One mural, however, caused a bit of controversy. It was a mural depicting a cowboy in an oversized yellow hat and three reels of a slot machine in his chest, reaching out with hands to more hands poking up from the desert floor.
Kazki spent a week painting the east-facing exterior of the Emergency Arts building, but the owners said that the mural didn’t reflect the spirit of all the people working downtown. A month after the festival, workers covered it with white paint.
Charlotte Dutoit, curator of the festival street art, said she would do everything she could not to have that happen again, while not harming the artist draw of Life is Beautiful.
But another mural, a portrait of a tank and oil derrick around a beautiful woman with the word "AWARE" overhead, was covered in the last week. All that remains is "AWARE."
Dutoit said this year's murals project are a "cool factor."
"I think that we are a cool factor for the festival... and we are a decoration for the (festival) footprint."
Ed Fuentes, who has written for years about street art here and in Los Angeles, said this year's murals fit Las Vegas.
"In terms of public art and the tradition of site-specific narrative and story of location, there really isn't much of that, but that's OK," he said. "Maybe it is best that it's like 1980s plop art ... the beauty of the street art is you can make up your own story behind it, and in that way you can bypass all the politics and how they got up or got down in the first place and enjoy the art for its own nature."
Charlotte Dutoit, curator, street art program for Life is Beautiful festival
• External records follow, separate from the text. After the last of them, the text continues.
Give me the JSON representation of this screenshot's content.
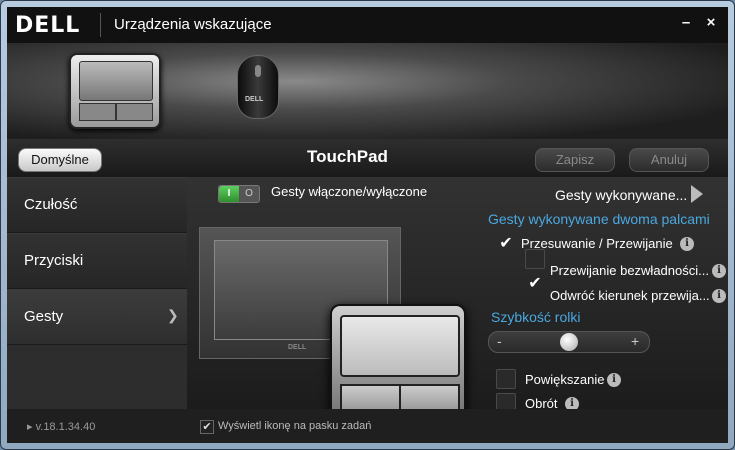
{
  "window": {
    "title": "Urządzenia wskazujące",
    "logo": "DELL",
    "minimize": "–",
    "close": "×"
  },
  "devices": [
    {
      "name": "touchpad",
      "icon": "touchpad-icon"
    },
    {
      "name": "mouse",
      "icon": "mouse-icon",
      "brand": "DELL"
    }
  ],
  "toolbar": {
    "default_label": "Domyślne",
    "section_title": "TouchPad",
    "save_label": "Zapisz",
    "cancel_label": "Anuluj"
  },
  "sidebar": {
    "items": [
      {
        "label": "Czułość"
      },
      {
        "label": "Przyciski"
      },
      {
        "label": "Gesty"
      }
    ]
  },
  "main": {
    "toggle": {
      "on": "I",
      "off": "O",
      "label": "Gesty włączone/wyłączone"
    },
    "gestures_link": "Gesty wykonywane...",
    "preview_brand": "DELL",
    "two_finger_title": "Gesty wykonywane dwoma palcami",
    "options": [
      {
        "label": "Przesuwanie / Przewijanie",
        "checked": true
      },
      {
        "label": "Przewijanie bezwładności...",
        "checked": false
      },
      {
        "label": "Odwróć kierunek przewija...",
        "checked": true
      }
    ],
    "speed_title": "Szybkość rolki",
    "slider": {
      "minus": "-",
      "plus": "+",
      "value": 0.5
    },
    "extra_options": [
      {
        "label": "Powiększanie",
        "checked": false
      },
      {
        "label": "Obrót",
        "checked": false
      }
    ],
    "info_glyph": "i"
  },
  "footer": {
    "version": "v.18.1.34.40",
    "tray_label": "Wyświetl ikonę na pasku zadań",
    "tray_checked": true,
    "check_glyph": "✔"
  },
  "colors": {
    "accent": "#4aa8e0",
    "toggle_on": "#3fae3f"
  }
}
Ed Fuentes, writes about street art in LA and Las Vegas
Copyright 2015 KNPR-FM. To see more, visit http://www.knpr.org/.